link image thumbnail Also Like Life: The Films of Hou Hsiao-hsien
October 10 - December 14
We are pleased to present a retrospective of the work of Hou Hsiao-hsien, “the world’s greatest working narrative filmmaker” (J. Hoberman), who first came to prominence as a key figure of the New Taiwan Cinema movement of the 1980s. Our series begins in October with Hou’s early works, including screenings of his first three, extremely rare commercial films. The series continues through mid-December, with such acclaimed titles as Dust in the Wind, Flowers of Shanghai, and Café Lumière.

link image thumbnail I’m Weiwei: Activism, Free Expression, Human Rights
November 2 - December 11
A series in solidarity, I’m Weiwei addresses many of the issues that confront the great Chinese artist Ai Weiwei—basic human rights, free expression, incarceration, abuses of state power. Innovative documentaries offer portraits of men and women who have found themselves actively engaged, whether in response to unexpected circumstance or as a result of a calculated allegiance to a cause. Includes Ai’s newest film, Ai Weiwei's Appeal ¥15,220,910.50, and special guests in person at most screenings.

link image thumbnail Jean-Luc Godard: Expect Everything from Cinema
November 8 - December 13

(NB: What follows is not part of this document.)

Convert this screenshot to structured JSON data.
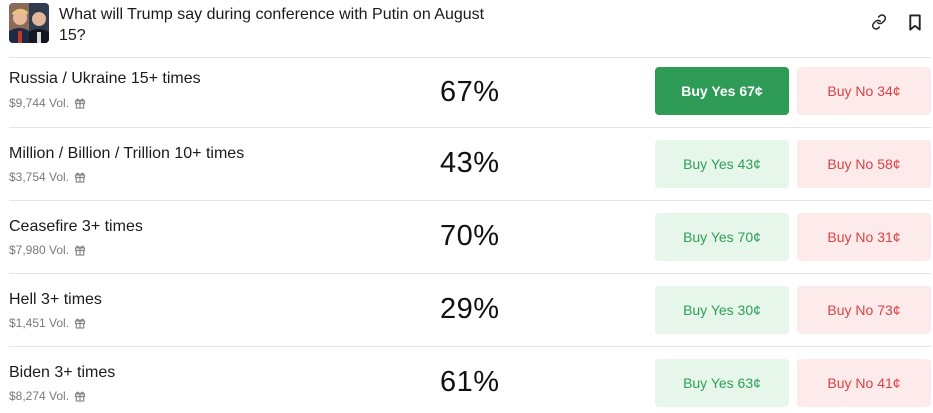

Godard’s films from the 1980s, the focus of this installment in our ongoing retrospective, mark a (relative) return to narrative. Genres from slapstick to detective stories are mined, juxtaposition and fragmentation are enlisted, and sound and image angle for supremacy. Ultimately, though, Godard continues to interrogate what cinema means to him. "The(se) films . . . are arguably deeper, more technically accomplished, and more daring than the early ones" (Richard Brody, The New Yorker).